We will go out of our way to avoid them.
So it’s important to try things differently now and then. Someone is mistreating you. Block their number and kick them to the curb.
Why not? Have you tried it?
We don’t always have to be nice. He told you he was cheating on you? Throw a glass of water in his face.
Your boss didn’t pay you your last month’s salary. Call him on it at the next meeting.
It’s ok to be vocal. It’s ok to be dramatic. We don’t have to be tame. It’s far worse to be voiceless.
Getting in touch with your anger, and expressing it in ways like movement, martial arts, and running, can do wonders for your assertiveness and confidence.
When you feel it, it can open up a larger spectrum of your emotions.
You’ll be able to identify when you’re being treated unfairly, or deceived, and take action to change the situation.
But expressing anger healthily is separate from exhibiting excessive rage and violence.
Rage is a strong state that can be very dangerous. It can completely devour your being and make you act in ways that you aren’t expecting.
Rage is an instinctive reaction to a threat. So it feels good and right to express it. But rage can lead to violence if you don’t know what you’re doing. And you always want to be in control of your state and emotions.
Awareness is the most important thing to do when dealing with any emotion, especially anger.
Awareness will help you to know what’s going on in your life and how to respond in the most poignant way possible.
Expressing your anger is a useful way to grow and gain strength.
So how do you go about feeling it? expressing it?
Do you need to be positive all the time?
Even well-meaning gurus, coaches, and experts can get it wrong.
But not facing your inner state honestly, you might end up achieving the opposite of what you’re searching for.
You might do more to harm yourself than to heal.
In this eye-opening video, the shaman Rudá Iandé explains how so many of us fall into the toxic self-development trap. He went through a similar experience.
As he mentions in the video, growing should be about empowering yourself. Not suppressing emotions, not judging others, but forming a pure connection with who you are at your core.
If this is what you’d like to achieve, click here to watch the free video.
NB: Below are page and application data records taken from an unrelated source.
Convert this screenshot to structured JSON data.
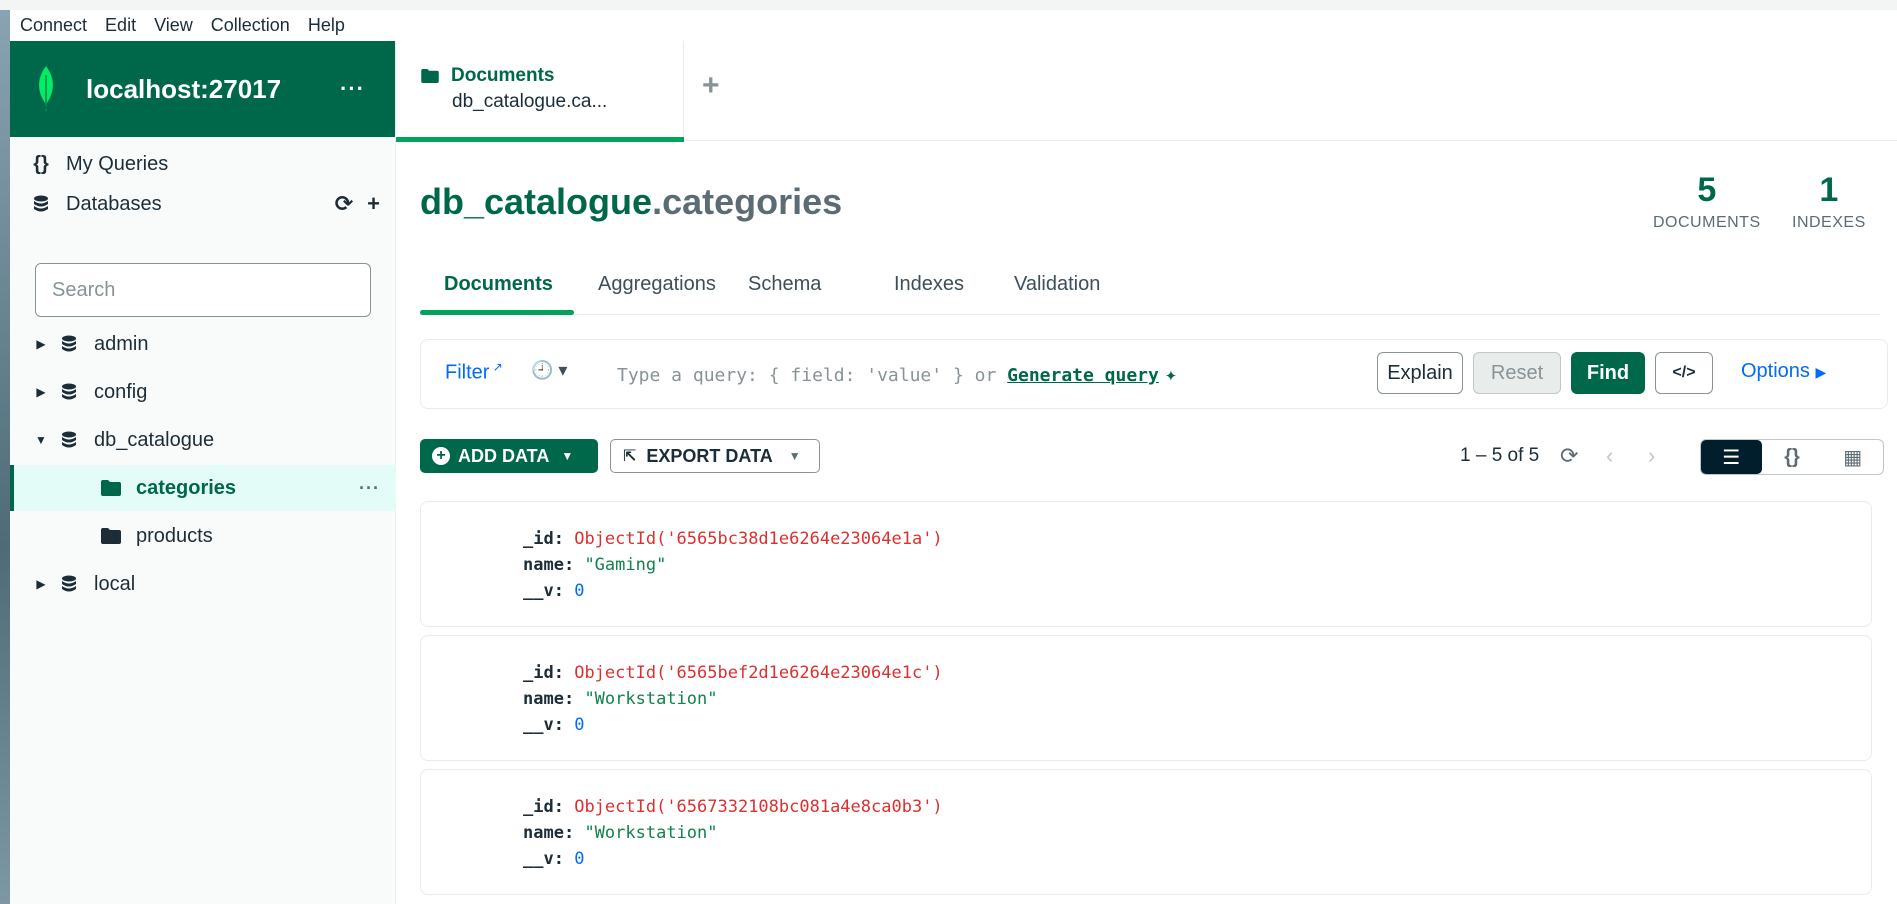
{
  "menubar": [
    "Connect",
    "Edit",
    "View",
    "Collection",
    "Help"
  ],
  "sidebar": {
    "connection": "localhost:27017",
    "more": "···",
    "my_queries": "My Queries",
    "databases": "Databases",
    "search_placeholder": "Search",
    "dbs": [
      {
        "name": "admin",
        "expanded": false
      },
      {
        "name": "config",
        "expanded": false
      },
      {
        "name": "db_catalogue",
        "expanded": true,
        "collections": [
          "categories",
          "products"
        ]
      },
      {
        "name": "local",
        "expanded": false
      }
    ],
    "active_collection": "categories"
  },
  "workspace_tab": {
    "title": "Documents",
    "subtitle": "db_catalogue.ca..."
  },
  "collection": {
    "db": "db_catalogue",
    "dot_name": ".categories",
    "documents_count": "5",
    "documents_label": "DOCUMENTS",
    "indexes_count": "1",
    "indexes_label": "INDEXES"
  },
  "subtabs": [
    "Documents",
    "Aggregations",
    "Schema",
    "Indexes",
    "Validation"
  ],
  "query": {
    "filter_label": "Filter",
    "placeholder_prefix": "Type a query: { field: 'value' } or ",
    "generate_label": "Generate query",
    "explain": "Explain",
    "reset": "Reset",
    "find": "Find",
    "code": "</>",
    "options": "Options"
  },
  "toolbar": {
    "add_data": "ADD DATA",
    "export_data": "EXPORT DATA",
    "pager": "1 – 5 of 5"
  },
  "documents": [
    {
      "id": "ObjectId('6565bc38d1e6264e23064e1a')",
      "name": "\"Gaming\"",
      "v": "0"
    },
    {
      "id": "ObjectId('6565bef2d1e6264e23064e1c')",
      "name": "\"Workstation\"",
      "v": "0"
    },
    {
      "id": "ObjectId('6567332108bc081a4e8ca0b3')",
      "name": "\"Workstation\"",
      "v": "0"
    }
  ],
  "keys": {
    "id": "_id:",
    "name": "name:",
    "v": "__v:"
  }
}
Even if you’re well into your development journey, it’s never too late to face some aspects of yourself that you tend to hide from. That’s the very point of all this work. And that darkest place can be the space where you garner the most insight.